On December 30, 2018 the partially buried skeletal human remains, including skull with teeth, were discovered in a field in the middle of nowhere near Ville Platte, Louisiana. The remains were located in a green area near an isolated, rarely used barn in the middle of the field. Forensic investigators determined the remains to be that of a mixed Cajun French and African American female, 25-35 years of age. She had been partially buried for up to 10 years. During the search for her identity, area farmers who owned the land told investigators a guy who owned a farm nearby may have been involved with high risk females.
NamUs ID: 58975
Date Body Found: December 18, 2018
Race: Mixed Cajun French and African American
Estimated Age: 25-35
Estimated PMI: 5 to 10 years
Location: Ville Platte, LA
Agency of Jurisdiction
Louisiana State Police
Anthony Parso, Criminal Investigator
Links to More Information
On February 5, 2021 the Louisiana State Police (LSP) announced the identity of the skeletal remains found in Evangeline Parish in 2018 as those belonging to Erica Nicole Hunt, who went missing in Opelousas, Louisiana in 2016.
In May 2019 LSP contacted the DNA Doe Project (DDP) to request our assistance. After numerous attempts to obtain usable DNA, DDP commenced genetic genealogy research in November 2020 to find the identity of Evangeline Parish Jane Doe.

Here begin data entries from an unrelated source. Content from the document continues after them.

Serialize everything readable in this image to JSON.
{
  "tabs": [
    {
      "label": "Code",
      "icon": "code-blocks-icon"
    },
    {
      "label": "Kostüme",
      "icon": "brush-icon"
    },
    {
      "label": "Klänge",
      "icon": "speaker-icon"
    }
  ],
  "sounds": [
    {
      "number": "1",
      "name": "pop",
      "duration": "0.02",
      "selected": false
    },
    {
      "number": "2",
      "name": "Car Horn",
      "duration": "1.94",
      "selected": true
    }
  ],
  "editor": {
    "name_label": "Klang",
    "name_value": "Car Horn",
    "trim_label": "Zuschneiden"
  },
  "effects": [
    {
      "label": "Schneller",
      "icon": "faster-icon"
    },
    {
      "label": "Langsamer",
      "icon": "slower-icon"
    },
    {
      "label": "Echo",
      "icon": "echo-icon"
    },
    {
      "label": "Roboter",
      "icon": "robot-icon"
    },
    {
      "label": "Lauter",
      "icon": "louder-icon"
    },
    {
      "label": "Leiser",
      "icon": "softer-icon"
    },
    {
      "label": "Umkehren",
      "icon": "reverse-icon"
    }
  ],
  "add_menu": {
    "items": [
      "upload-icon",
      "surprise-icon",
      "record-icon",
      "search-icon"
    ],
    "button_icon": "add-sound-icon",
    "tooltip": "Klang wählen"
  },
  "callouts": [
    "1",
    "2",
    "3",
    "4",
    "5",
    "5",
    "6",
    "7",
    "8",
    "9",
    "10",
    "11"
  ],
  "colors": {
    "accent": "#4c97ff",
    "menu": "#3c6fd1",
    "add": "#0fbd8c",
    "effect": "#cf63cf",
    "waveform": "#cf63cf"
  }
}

Erica Hunt was born on July 10, 1995 in Louisiana. She was 20 years old when she vanished from Boudin-Opelousas on the evening of July 3, 2016. On July 6, 2016 Erica’s family reported her missing to the Opelousas Police. Her partially buried skeletal remains were discovered in a field near Ville Platte, Louisiana on December 30, 2018. The case is being handled as a homicide.
DDP wishes to acknowledge the contributions of those groups and individuals who helped solve this case: Louisiana State Police Investigators, who entrusted the case to DDP and provided invaluable assistance; DNA Solutions and Astrea Forensics for extraction; HudsonAlpha Discovery for sequencing; Kevin Lord of Saber Investigations for bioinformatics; and GEDmatch and Family Tree DNA for providing their databases.
Atypically, a single DDP volunteer spent approximately 49 hours researching the case. As she wrapped up the research, she commented: “Being able to work on Erica’s case and to help restore her identity to her was an absolute honor. She will never again be known as just Evangeline Parish Jane Doe; she is Erica Nicole Hunt.”
For more information about the search for the identity of Evangeline Parish Jane Doe 2018:
KATC ABC-TV3 Article
Image Credit: Image compiled by Jack Friess, DNA Doe Project.